Your goal:
Among the entries, find the lines with the string "this" and report them.

Segment Start: Raw data

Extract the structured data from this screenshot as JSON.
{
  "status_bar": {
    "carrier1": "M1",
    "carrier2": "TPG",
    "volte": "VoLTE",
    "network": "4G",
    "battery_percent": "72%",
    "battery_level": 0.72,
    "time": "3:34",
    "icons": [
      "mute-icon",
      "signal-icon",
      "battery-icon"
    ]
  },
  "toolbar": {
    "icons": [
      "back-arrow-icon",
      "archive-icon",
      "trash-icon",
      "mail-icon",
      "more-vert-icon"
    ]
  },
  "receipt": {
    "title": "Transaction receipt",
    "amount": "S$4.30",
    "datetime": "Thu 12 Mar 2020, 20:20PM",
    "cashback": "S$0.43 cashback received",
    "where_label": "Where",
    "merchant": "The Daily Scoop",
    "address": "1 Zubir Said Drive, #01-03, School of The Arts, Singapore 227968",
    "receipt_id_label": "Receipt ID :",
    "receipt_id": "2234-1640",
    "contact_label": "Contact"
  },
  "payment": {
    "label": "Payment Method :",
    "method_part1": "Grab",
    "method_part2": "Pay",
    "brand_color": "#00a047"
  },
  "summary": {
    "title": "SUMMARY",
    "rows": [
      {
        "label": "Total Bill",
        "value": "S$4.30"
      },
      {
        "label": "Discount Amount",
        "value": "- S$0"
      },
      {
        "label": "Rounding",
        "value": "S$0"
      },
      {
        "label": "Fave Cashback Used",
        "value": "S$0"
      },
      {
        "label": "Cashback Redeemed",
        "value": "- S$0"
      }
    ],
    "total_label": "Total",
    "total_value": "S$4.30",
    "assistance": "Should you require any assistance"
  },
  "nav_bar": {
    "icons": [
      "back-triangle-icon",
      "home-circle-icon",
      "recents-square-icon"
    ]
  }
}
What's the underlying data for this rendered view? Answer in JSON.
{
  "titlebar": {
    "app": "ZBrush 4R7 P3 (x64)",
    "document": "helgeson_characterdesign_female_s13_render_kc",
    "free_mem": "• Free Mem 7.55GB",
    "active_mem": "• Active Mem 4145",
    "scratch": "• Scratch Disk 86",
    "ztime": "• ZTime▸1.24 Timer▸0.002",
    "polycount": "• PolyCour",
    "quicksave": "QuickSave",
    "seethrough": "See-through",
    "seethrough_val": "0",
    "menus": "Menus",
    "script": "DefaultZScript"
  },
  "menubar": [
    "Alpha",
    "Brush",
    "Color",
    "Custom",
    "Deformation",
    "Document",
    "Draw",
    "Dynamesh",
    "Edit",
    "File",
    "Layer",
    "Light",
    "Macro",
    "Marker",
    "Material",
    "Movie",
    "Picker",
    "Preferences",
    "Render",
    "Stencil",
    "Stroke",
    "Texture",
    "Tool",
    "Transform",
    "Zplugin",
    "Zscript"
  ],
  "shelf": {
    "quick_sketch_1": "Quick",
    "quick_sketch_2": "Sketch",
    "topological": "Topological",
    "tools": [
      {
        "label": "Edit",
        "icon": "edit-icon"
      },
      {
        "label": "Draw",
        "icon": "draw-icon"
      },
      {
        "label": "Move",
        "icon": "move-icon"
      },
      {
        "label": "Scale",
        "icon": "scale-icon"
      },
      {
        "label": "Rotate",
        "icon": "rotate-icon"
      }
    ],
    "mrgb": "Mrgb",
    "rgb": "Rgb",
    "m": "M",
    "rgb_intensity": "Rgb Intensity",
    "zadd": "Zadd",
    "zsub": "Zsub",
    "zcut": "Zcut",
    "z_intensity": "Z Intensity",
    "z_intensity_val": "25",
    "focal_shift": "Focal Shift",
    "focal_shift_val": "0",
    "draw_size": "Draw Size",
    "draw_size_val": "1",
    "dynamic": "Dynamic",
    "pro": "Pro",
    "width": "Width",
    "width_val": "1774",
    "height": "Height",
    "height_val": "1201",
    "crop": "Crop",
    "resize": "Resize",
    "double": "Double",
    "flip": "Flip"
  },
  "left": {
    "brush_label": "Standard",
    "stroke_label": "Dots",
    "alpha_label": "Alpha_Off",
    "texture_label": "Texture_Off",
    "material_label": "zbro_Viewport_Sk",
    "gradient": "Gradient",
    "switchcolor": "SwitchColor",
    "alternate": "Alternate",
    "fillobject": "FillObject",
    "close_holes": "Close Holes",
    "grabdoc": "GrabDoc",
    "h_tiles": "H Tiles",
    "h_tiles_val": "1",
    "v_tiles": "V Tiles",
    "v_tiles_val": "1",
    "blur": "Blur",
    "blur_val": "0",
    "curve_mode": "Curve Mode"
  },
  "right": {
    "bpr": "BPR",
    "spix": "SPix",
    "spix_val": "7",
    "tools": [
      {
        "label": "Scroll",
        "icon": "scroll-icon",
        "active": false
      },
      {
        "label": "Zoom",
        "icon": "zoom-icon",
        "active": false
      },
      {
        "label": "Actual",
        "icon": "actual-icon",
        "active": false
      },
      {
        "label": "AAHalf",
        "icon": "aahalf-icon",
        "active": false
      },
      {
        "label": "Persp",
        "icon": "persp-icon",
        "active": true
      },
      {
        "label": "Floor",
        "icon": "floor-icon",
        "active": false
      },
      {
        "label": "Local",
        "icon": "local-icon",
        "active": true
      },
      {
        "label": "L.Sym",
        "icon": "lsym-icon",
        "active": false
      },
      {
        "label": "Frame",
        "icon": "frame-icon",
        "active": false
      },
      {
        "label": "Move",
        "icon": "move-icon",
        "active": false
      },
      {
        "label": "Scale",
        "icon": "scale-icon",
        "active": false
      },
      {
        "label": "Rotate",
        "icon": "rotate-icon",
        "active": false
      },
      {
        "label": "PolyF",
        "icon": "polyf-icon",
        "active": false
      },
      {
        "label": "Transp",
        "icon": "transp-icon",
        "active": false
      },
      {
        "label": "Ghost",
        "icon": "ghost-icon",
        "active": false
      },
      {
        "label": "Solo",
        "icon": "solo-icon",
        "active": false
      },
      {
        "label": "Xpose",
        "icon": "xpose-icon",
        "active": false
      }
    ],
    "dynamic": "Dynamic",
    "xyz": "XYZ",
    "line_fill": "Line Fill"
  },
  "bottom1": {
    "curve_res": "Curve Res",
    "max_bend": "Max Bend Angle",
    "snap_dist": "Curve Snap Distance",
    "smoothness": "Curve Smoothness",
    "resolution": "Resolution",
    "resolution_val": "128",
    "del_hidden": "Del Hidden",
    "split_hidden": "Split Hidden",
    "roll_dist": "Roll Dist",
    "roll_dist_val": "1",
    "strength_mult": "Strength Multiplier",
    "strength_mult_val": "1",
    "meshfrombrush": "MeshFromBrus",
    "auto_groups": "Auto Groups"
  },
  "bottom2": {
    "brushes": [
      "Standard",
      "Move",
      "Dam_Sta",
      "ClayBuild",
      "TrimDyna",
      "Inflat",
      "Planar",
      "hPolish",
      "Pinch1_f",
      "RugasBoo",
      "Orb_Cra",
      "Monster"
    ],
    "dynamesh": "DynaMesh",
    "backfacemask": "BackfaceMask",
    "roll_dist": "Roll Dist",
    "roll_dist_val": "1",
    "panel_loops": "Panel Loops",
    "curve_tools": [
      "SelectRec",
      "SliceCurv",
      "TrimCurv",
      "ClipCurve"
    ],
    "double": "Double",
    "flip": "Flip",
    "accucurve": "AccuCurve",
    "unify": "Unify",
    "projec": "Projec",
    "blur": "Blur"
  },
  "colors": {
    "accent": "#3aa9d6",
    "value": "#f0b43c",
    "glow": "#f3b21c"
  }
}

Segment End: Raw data

Response to the exercise:
Extract the structured data from this screenshot as JSON.
What's the underlying data for this rendered view? Answer in JSON.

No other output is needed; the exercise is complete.